As Ellie stands up to the hi-jinx and imperious demands of the Hard Core, they begin to soften. For her part, Ellie begins to see things from a different perspective. Against all odds, they begin to bond. However a Christmas dinner and a surprise visit from the inspector may put an end to their impromptu family once and for all.

Those who loved serio-comic films like Ladies in Lavender or Mrs. Palfrey at the Claremont will dig this big time. Like the other two films, the leads are elderly Brits with thick crusts that hide hearts of gold. While this is based on a short story by the Irish writer Maeve Binchy, it doesn’t break new ground in terms of films of this genre. There are a lot of cliches; naughty, crotchety elderly sorts who smoke pot, drink and curse, free-spirited mule-headed youngsters who learn to lower their defenses, mean bureaucrats who are revealed to have a reason for their anger. It’s all here, with a touch of Irish pipe music to remind us that it’s set in Ireland, and old standards to remind us that the leads are elderly.

However, the actors in the main roles are good enough that they help the movie rise above the material. Ackland, best known as the heavy in Lethal Weapon 2, delivers the kind of performance that those familiar with his stage career and some of his earlier work know that he’s capable of delivering. Redgrave exudes class and elegance, even in a role that sometimes demands its lack; she is magnificent here. Fricker and Staunton are two reliable veterans who are sadly underappreciated; they deliver solid performances here.

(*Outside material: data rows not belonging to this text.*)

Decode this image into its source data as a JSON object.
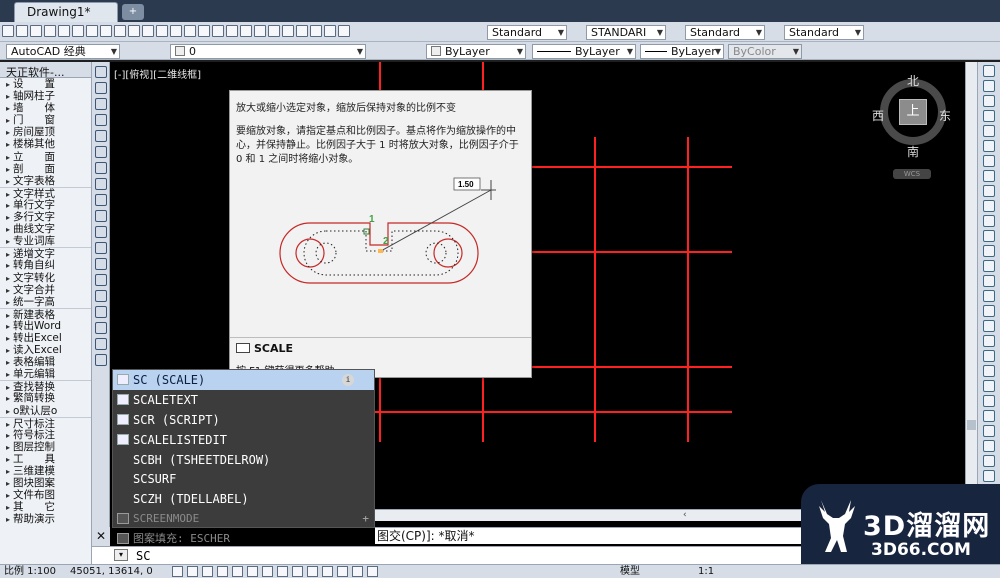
{
  "window": {
    "tab_title": "Drawing1*",
    "new_tab_icon": "new-tab-icon"
  },
  "toolbar_top": {
    "text_style": "Standard",
    "dim_style": "STANDARI",
    "table_style": "Standard",
    "multileader_style": "Standard"
  },
  "toolbar_props": {
    "workspace": "AutoCAD 经典",
    "layer_name": "0",
    "color": "ByLayer",
    "linetype": "ByLayer",
    "lineweight": "ByLayer",
    "plotstyle": "ByColor"
  },
  "tz_panel": {
    "title": "天正软件-...",
    "items": [
      {
        "label": "设　　置",
        "section": false
      },
      {
        "label": "轴网柱子",
        "section": false
      },
      {
        "label": "墙　　体",
        "section": false
      },
      {
        "label": "门　　窗",
        "section": false
      },
      {
        "label": "房间屋顶",
        "section": false
      },
      {
        "label": "楼梯其他",
        "section": false
      },
      {
        "label": "立　　面",
        "section": false
      },
      {
        "label": "剖　　面",
        "section": false
      },
      {
        "label": "文字表格",
        "section": false
      },
      {
        "label": "文字样式",
        "section": true
      },
      {
        "label": "单行文字",
        "section": false
      },
      {
        "label": "多行文字",
        "section": false
      },
      {
        "label": "曲线文字",
        "section": false
      },
      {
        "label": "专业词库",
        "section": false
      },
      {
        "label": "递增文字",
        "section": true
      },
      {
        "label": "转角自纠",
        "section": false
      },
      {
        "label": "文字转化",
        "section": false
      },
      {
        "label": "文字合并",
        "section": false
      },
      {
        "label": "统一字高",
        "section": false
      },
      {
        "label": "新建表格",
        "section": true
      },
      {
        "label": "转出Word",
        "section": false
      },
      {
        "label": "转出Excel",
        "section": false
      },
      {
        "label": "读入Excel",
        "section": false
      },
      {
        "label": "表格编辑",
        "section": false
      },
      {
        "label": "单元编辑",
        "section": false
      },
      {
        "label": "查找替换",
        "section": true
      },
      {
        "label": "繁简转换",
        "section": false
      },
      {
        "label": "o默认层o",
        "section": false
      },
      {
        "label": "尺寸标注",
        "section": true
      },
      {
        "label": "符号标注",
        "section": false
      },
      {
        "label": "图层控制",
        "section": false
      },
      {
        "label": "工　　具",
        "section": false
      },
      {
        "label": "三维建模",
        "section": false
      },
      {
        "label": "图块图案",
        "section": false
      },
      {
        "label": "文件布图",
        "section": false
      },
      {
        "label": "其　　它",
        "section": false
      },
      {
        "label": "帮助演示",
        "section": false
      }
    ]
  },
  "canvas": {
    "viewport_label": "[-][俯视][二维线框]",
    "compass": {
      "north": "北",
      "south": "南",
      "east": "东",
      "west": "西",
      "cube": "上",
      "wcs": "WCS"
    },
    "line_color": "#ff2020"
  },
  "tooltip": {
    "description": "放大或缩小选定对象，缩放后保持对象的比例不变",
    "body": "要缩放对象，请指定基点和比例因子。基点将作为缩放操作的中心，并保持静止。比例因子大于 1 时将放大对象，比例因子介于 0 和 1 之间时将缩小对象。",
    "illus_factor": "1.50",
    "illus_p1": "1",
    "illus_p2": "2",
    "command": "SCALE",
    "help": "按 F1 键获得更多帮助"
  },
  "autocomplete": {
    "items": [
      {
        "label": "SC (SCALE)",
        "icon": "scale-icon"
      },
      {
        "label": "SCALETEXT",
        "icon": "scaletext-icon"
      },
      {
        "label": "SCR (SCRIPT)",
        "icon": "script-icon"
      },
      {
        "label": "SCALELISTEDIT",
        "icon": "scalelist-icon"
      },
      {
        "label": "SCBH (TSHEETDELROW)",
        "icon": ""
      },
      {
        "label": "SCSURF",
        "icon": ""
      },
      {
        "label": "SCZH (TDELLABEL)",
        "icon": ""
      }
    ],
    "system_variable": "SCREENMODE",
    "hatch": "图案填充: ESCHER"
  },
  "command_line": {
    "history": "图交(CP)]: *取消*",
    "input_value": "SC"
  },
  "status": {
    "scale": "比例 1:100",
    "coords": "45051, 13614, 0",
    "model": "模型",
    "ratio": "1:1"
  },
  "watermark": {
    "title": "3D溜溜网",
    "url": "3D66.COM"
  }
}
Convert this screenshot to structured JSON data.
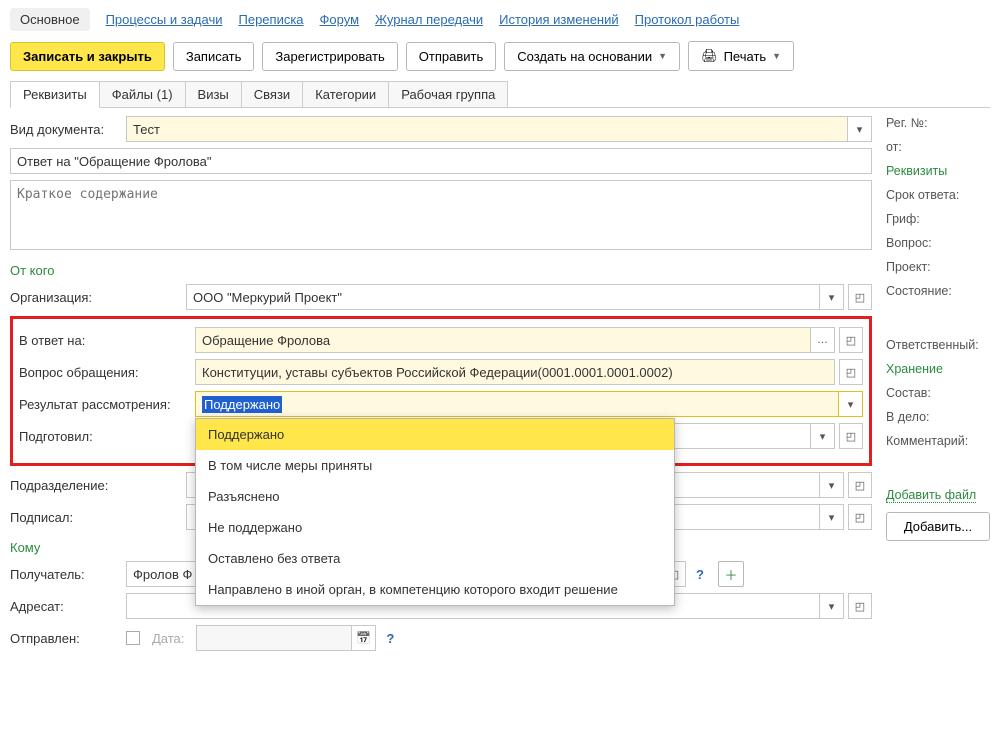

Any young actress would be hard-pressed to hold their own with a troupe like that, but Atwell does so, and more. Her Ellie is a bit of a screw-up, but mainly because she doesn’t have enough confidence in herself. She is hot-tempered and unpleasant at times but Atwell makes her so likable that we can’t help staying connected to her even when we want to reach out and smack her upside her head.

The title refers to a Burton Freed-Allen Lane standard that while written in 1941, had a version recorded in the early 60s by Bobby Darin which is the version that is heard here, which is appropriate since that more or less approximates the era of the main characters. The song has a vivid role in the movie which I appreciated as an old ex-rock critic – never underestimate the power of a song to change one’s life.

As I said, this isn’t really adding anything new to the genre but then again, who says it has to? It is very easy to sit back and allow yourself to be captivated by the performances and the magic of the Irish countryside. That, as far as I’m concerned, is two hours well spent.

WHY RENT THIS: Fine performances by a cadre of veteran actors with whom Atwell more than holds her own. A bittersweet but upbeat treatise on growing old with or without dignity.

WHY RENT SOMETHING ELSE: Somewhat predictable in places in terms of “eccentric oldsters changing the life of spirited young person” flicks.

FAMILY VALUES: Some extraordinarily salty language and a surprising amount of drug use so it’s probably not suitable for the young.

TRIVIAL PURSUIT: Actor Joss Ackland worked as a tea plantation manager in Africa during the 1950s.

NOTABLE DVD EXTRAS: None listed.

FINAL RATING: 6/10

TOMORROW: The Unborn